Turcot syndrome is a rare, inherited, autosomal recessive disorder characterized clinically by the concurrence of a primary brain tumor and multiple colorectal adenomas. Symptoms associated with polyp formation may include bleeding from the end portion of the large intestine (rectum), diarrhea, fatigue, abdominal pain, and weight loss. Affected individuals may also experience neurological symptoms, depending upon the type, size and location of the associated brain tumor.
Soliman et al, 1998, conducted an Egyptian hospital-based pilot case-control study to investigate the relationship between the expression level of mismatch repair genes, hMSH2, hMLH1, hPMS1, hPMS2, and GTBP/hMSH6, and the risk of colorectal cancer. The study group included 31 colorectal cancer patients and 47 age- and-sex matched controls. The expression of hMSH2, GTBP/hMSH6, hPMS1 and hPMS2 tended to be lower in patients than controls, but only the difference in hPMS2 expression was statistically significant (p<0. 01).
Tan et al, 2008 studied a 15 year old girl and her 8 year old brother from a consanguineous Australian-Lebanese family affected by mismatch repair cancer syndrome. The girl was found to be homozygous for a deletion of exon 7 of the PMS2 gene.

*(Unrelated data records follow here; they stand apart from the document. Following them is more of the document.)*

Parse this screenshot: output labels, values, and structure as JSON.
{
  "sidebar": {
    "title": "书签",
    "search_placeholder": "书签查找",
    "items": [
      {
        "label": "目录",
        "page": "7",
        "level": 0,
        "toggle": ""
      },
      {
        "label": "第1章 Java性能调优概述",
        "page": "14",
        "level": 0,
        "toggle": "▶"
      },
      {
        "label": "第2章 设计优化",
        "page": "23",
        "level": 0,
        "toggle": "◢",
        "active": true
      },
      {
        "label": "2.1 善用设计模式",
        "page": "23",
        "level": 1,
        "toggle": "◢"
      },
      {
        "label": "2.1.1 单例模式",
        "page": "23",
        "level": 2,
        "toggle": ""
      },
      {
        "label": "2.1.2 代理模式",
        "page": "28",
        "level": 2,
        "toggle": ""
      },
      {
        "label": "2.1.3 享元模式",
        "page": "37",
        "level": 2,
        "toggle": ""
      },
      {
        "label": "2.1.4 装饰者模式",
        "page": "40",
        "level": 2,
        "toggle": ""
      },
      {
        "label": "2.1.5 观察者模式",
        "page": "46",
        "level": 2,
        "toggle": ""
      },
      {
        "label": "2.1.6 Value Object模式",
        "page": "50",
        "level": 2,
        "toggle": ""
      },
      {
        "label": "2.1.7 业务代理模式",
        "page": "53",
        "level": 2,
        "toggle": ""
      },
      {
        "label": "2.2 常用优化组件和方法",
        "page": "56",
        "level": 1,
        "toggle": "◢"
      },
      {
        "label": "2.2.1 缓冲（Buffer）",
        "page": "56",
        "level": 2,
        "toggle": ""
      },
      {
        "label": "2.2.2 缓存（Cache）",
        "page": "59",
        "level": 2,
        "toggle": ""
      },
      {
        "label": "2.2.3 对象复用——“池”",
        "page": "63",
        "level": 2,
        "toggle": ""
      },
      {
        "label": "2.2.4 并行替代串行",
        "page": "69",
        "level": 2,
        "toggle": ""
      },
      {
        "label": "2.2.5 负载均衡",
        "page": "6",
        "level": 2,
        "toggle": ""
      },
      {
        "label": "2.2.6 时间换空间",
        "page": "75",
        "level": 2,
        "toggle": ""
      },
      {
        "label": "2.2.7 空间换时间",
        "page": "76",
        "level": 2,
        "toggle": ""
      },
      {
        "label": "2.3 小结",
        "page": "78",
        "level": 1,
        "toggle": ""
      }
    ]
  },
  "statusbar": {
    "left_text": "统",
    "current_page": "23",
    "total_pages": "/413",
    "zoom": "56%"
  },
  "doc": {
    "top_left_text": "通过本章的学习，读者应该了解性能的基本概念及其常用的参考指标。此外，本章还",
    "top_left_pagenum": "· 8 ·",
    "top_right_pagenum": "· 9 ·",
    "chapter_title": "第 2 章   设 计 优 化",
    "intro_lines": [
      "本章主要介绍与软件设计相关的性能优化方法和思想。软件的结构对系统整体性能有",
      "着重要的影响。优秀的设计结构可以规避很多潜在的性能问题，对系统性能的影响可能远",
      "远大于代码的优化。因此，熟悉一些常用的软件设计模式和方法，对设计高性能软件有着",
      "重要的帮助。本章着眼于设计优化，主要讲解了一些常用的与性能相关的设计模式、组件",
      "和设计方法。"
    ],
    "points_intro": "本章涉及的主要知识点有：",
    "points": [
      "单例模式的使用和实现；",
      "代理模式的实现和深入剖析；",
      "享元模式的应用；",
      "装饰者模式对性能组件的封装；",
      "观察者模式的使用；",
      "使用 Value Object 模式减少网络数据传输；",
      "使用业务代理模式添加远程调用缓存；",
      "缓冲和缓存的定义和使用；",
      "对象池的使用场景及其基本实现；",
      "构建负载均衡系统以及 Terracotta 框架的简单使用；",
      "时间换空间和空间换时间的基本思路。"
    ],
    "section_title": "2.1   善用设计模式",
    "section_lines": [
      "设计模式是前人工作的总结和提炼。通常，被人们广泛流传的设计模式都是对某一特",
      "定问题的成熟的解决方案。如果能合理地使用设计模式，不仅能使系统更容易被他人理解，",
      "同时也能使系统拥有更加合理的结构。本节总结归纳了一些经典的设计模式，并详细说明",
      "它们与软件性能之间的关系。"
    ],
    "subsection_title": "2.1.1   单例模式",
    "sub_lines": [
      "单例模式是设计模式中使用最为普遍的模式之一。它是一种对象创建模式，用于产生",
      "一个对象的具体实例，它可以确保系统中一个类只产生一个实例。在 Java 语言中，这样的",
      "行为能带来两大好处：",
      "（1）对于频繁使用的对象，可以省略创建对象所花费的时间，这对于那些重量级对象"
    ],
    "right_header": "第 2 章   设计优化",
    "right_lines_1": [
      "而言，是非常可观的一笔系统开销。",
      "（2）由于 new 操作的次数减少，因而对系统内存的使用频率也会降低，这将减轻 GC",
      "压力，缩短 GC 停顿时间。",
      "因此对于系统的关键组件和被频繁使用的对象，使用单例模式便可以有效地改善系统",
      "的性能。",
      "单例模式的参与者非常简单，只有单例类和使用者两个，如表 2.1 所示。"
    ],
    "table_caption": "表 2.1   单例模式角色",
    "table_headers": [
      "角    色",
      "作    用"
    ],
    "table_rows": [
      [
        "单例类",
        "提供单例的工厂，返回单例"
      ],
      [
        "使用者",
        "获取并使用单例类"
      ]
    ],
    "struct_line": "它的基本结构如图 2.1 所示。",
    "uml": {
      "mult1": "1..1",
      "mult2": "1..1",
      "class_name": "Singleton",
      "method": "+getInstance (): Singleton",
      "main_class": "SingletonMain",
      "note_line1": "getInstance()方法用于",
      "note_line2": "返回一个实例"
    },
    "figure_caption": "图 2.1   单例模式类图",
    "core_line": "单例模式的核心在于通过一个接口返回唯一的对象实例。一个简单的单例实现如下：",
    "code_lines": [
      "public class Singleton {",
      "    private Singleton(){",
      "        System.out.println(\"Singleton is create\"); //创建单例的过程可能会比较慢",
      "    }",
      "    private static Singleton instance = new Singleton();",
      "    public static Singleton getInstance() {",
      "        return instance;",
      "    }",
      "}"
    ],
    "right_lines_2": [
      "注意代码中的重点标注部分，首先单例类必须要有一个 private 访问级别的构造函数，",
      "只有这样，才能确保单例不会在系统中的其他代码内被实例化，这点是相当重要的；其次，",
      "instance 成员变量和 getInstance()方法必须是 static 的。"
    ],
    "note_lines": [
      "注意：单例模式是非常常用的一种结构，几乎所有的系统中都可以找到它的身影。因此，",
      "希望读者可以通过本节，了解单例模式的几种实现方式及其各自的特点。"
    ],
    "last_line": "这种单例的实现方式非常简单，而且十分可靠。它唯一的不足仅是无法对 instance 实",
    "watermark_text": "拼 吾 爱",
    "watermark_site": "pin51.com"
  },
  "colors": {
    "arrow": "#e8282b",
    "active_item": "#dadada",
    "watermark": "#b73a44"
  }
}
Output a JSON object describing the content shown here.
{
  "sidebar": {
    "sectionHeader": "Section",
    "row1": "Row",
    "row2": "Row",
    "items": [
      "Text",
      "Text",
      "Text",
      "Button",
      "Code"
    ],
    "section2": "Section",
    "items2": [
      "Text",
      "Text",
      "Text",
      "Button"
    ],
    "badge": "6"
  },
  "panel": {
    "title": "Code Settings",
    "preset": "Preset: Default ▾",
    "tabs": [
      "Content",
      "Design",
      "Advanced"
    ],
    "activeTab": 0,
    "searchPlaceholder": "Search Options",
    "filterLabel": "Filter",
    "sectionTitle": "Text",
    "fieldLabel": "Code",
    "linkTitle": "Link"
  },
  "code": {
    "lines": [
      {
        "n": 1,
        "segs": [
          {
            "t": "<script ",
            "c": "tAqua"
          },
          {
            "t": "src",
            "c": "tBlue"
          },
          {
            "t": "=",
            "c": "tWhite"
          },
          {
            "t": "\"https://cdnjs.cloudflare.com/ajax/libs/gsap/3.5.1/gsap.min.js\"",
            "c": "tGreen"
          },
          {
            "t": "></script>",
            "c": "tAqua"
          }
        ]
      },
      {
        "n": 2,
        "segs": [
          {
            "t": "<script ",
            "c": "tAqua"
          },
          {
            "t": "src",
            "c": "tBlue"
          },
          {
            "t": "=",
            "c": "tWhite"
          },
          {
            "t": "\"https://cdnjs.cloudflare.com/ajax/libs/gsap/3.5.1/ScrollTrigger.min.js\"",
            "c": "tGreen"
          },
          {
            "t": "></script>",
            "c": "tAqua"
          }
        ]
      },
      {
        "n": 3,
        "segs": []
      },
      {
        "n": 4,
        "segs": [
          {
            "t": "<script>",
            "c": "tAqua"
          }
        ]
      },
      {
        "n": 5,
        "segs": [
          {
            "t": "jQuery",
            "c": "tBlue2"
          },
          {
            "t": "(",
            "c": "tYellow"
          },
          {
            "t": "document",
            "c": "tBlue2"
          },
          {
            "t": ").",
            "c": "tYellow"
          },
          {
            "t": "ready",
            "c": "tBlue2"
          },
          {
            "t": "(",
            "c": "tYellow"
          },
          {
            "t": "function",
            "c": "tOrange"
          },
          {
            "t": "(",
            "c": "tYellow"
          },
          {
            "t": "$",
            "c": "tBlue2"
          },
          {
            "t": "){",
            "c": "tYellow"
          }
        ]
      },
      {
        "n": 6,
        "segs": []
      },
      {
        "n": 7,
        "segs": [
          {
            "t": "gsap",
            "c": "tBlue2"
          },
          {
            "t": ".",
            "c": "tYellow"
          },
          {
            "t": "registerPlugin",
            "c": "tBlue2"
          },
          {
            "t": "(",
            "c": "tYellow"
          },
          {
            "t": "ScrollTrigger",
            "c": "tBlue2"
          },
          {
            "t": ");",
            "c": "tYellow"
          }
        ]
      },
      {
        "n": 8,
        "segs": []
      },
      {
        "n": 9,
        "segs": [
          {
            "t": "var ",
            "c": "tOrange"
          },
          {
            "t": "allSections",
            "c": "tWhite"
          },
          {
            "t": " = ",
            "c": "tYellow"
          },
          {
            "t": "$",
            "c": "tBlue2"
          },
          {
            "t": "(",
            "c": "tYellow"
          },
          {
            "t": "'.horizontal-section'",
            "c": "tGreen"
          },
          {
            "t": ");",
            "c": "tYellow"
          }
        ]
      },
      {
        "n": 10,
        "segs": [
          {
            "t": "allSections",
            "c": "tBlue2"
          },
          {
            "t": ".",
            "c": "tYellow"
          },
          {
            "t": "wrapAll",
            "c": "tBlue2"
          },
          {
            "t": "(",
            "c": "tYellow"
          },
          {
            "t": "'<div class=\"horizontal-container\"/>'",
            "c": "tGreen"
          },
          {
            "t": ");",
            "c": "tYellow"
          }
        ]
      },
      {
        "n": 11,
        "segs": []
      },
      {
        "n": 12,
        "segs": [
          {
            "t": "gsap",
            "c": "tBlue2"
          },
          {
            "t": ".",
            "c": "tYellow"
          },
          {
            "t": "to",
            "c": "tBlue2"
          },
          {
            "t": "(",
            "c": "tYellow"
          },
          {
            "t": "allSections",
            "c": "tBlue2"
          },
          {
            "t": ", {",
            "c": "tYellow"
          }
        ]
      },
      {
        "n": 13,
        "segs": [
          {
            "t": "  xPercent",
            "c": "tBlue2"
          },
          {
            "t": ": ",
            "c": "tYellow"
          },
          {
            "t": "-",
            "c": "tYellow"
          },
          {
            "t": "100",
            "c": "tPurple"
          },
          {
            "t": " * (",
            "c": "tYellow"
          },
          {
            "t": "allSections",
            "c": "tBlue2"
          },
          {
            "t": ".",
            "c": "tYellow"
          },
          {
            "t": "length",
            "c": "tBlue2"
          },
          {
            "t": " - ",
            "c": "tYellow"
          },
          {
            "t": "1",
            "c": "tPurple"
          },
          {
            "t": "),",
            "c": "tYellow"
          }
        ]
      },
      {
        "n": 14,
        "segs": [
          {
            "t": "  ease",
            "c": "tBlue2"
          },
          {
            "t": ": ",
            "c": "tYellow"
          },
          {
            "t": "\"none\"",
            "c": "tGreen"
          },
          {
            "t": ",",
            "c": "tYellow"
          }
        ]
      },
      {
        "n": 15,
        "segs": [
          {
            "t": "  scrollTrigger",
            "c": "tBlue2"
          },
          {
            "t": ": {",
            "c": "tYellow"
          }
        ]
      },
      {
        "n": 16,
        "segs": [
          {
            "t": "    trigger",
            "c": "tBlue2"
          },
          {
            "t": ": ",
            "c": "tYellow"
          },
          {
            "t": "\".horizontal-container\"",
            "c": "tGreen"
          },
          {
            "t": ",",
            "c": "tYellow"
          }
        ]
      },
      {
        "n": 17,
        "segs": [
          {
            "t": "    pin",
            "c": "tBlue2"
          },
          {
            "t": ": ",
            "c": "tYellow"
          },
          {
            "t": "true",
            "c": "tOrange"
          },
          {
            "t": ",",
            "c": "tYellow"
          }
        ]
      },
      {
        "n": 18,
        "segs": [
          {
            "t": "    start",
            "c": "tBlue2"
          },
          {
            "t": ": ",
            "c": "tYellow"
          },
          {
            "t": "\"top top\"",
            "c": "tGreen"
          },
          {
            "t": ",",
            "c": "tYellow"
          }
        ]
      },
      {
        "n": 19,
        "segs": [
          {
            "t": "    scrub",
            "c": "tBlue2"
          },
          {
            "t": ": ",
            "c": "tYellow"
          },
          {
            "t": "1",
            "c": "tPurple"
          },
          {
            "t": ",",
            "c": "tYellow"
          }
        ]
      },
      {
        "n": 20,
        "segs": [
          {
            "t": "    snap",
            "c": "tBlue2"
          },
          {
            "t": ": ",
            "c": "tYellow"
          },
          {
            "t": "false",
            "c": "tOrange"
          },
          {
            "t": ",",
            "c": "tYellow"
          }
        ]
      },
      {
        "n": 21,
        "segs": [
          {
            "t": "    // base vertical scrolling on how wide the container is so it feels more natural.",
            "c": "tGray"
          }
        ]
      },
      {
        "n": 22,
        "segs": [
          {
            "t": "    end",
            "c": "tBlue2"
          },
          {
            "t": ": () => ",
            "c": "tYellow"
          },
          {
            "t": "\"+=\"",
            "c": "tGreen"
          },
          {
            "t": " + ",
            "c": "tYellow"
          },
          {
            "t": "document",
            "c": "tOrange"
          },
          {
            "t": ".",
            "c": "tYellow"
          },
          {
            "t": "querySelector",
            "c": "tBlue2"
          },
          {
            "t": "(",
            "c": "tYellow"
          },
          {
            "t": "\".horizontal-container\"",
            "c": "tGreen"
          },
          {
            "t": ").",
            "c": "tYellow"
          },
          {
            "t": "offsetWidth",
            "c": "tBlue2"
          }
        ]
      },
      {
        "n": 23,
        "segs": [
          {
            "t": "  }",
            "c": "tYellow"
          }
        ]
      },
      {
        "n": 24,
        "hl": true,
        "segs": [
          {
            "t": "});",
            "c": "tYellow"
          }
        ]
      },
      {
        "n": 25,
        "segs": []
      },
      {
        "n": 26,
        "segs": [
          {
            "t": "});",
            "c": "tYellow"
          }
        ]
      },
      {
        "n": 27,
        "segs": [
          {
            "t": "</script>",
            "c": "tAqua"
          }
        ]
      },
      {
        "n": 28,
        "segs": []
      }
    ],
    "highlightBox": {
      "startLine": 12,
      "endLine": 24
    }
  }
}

Jamjoom et al, 1989, reported a case of Turcot syndrome in a 20-year-old man with multiple adenomatous polyps of the colon and glioblastoma multiforme. Detailed histopathological study of all 25 polyps removed from his colon confirmed the distinct morphological and numerical features of the colonic polyposis in Turcot syndrome. Almost half of the total polyps and all polyps with a diameter exceeding 2 cm showed malignant transformation, indicating the precancerous nature of these polyps.
Al Drees et al, 2000, described a 12-year-old female child with Turcot syndnrome. She presented a chronic bloody diarrhea and growth failure. Physical examination confirmed a growth failure and cafe-au-lait patches. Colonoscopy and colon biopsies showed adenocarcinoma of the colon and laparotomy confirmed metastases to the liver.
Ansari et al, 2001, presented a 13-year-old male with Turcot syndrome and malignant transformation. His parents were cousins and his family pedigree showed a sister who died at the age of 17 years. She was diagnosed to have multiple polyposis coli at the age of 4 years because of bleeding per rectum. She had total proctocolectomy and permanent ileostomy, but one month later she developed a severe headache and was found to have a brain tumor. This was biopsied and proved to be an astrocytoma grade 3. She subsequently died because of multiple abdominal metasteses at the age of 17 years.